WH       O                                        WHO

S          E   PB  T                              SENT

  T                                                    THE

    R       E         D                             RED

    P         U   R   S                           PURSE

  T            O                                      TO

                  U      S                             US

Basics of Theory and the Steno Machine

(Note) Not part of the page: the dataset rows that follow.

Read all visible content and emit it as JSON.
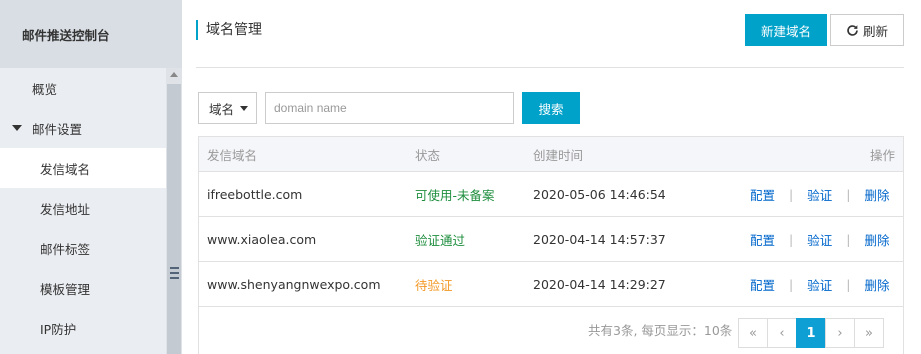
{
  "sidebar": {
    "title": "邮件推送控制台",
    "items": [
      {
        "label": "概览"
      },
      {
        "label": "邮件设置"
      },
      {
        "label": "发信域名"
      },
      {
        "label": "发信地址"
      },
      {
        "label": "邮件标签"
      },
      {
        "label": "模板管理"
      },
      {
        "label": "IP防护"
      }
    ]
  },
  "header": {
    "title": "域名管理",
    "new_domain_label": "新建域名",
    "refresh_label": "刷新"
  },
  "filter": {
    "field_label": "域名",
    "placeholder": "domain name",
    "search_label": "搜索"
  },
  "table": {
    "columns": [
      "发信域名",
      "状态",
      "创建时间",
      "操作"
    ],
    "rows": [
      {
        "domain": "ifreebottle.com",
        "status": "可使用-未备案",
        "created": "2020-05-06 14:46:54",
        "status_color": "#1e8e3e"
      },
      {
        "domain": "www.xiaolea.com",
        "status": "验证通过",
        "created": "2020-04-14 14:57:37",
        "status_color": "#1e8e3e"
      },
      {
        "domain": "www.shenyangnwexpo.com",
        "status": "待验证",
        "created": "2020-04-14 14:29:27",
        "status_color": "#f39826"
      }
    ],
    "actions": {
      "configure": "配置",
      "verify": "验证",
      "delete": "删除"
    }
  },
  "pagination": {
    "summary": "共有3条, 每页显示：10条",
    "first": "«",
    "prev": "‹",
    "current": "1",
    "next": "›",
    "last": "»"
  },
  "colors": {
    "accent": "#00a2ca",
    "pager_active": "#0e9fd5"
  }
}
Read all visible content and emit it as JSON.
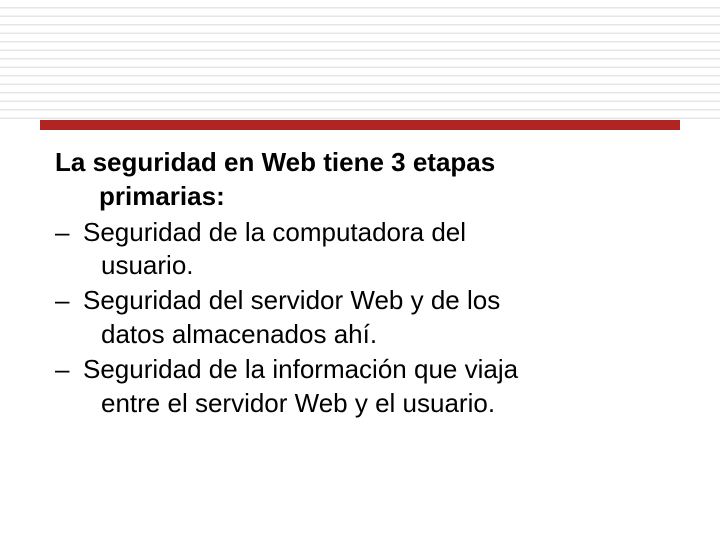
{
  "heading": {
    "line1": "La seguridad en Web tiene 3 etapas",
    "line2": "primarias:"
  },
  "items": [
    {
      "l1": "Seguridad de la computadora del",
      "l2": "usuario."
    },
    {
      "l1": "Seguridad del servidor Web y de los",
      "l2": "datos almacenados ahí."
    },
    {
      "l1": "Seguridad de la información que viaja",
      "l2": "entre el servidor Web y el usuario."
    }
  ],
  "dash": "–"
}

Most stenograph machines contain 22 keys and a number bar. All letters of the alphabet are not on the keyboard, but all letters can be written by combining letters to stand for other letters.  Examples of this would be PB to designate the ending sound of a word with the letter N as in TON = TOPB.  Also, there is no punctuation on the keyboard, but by simultaneously depressing the top row of keys on the right-hand side, the FPLT keys, we designate a period.  By depressing the top row of keys on the left-hand side, STPH, we designate a question mark. Other punctuation is created in the same fashion by combining letters. Stenotype may be written phonetically, the way the word sounds, or as closely to the way the work is spelled as possible.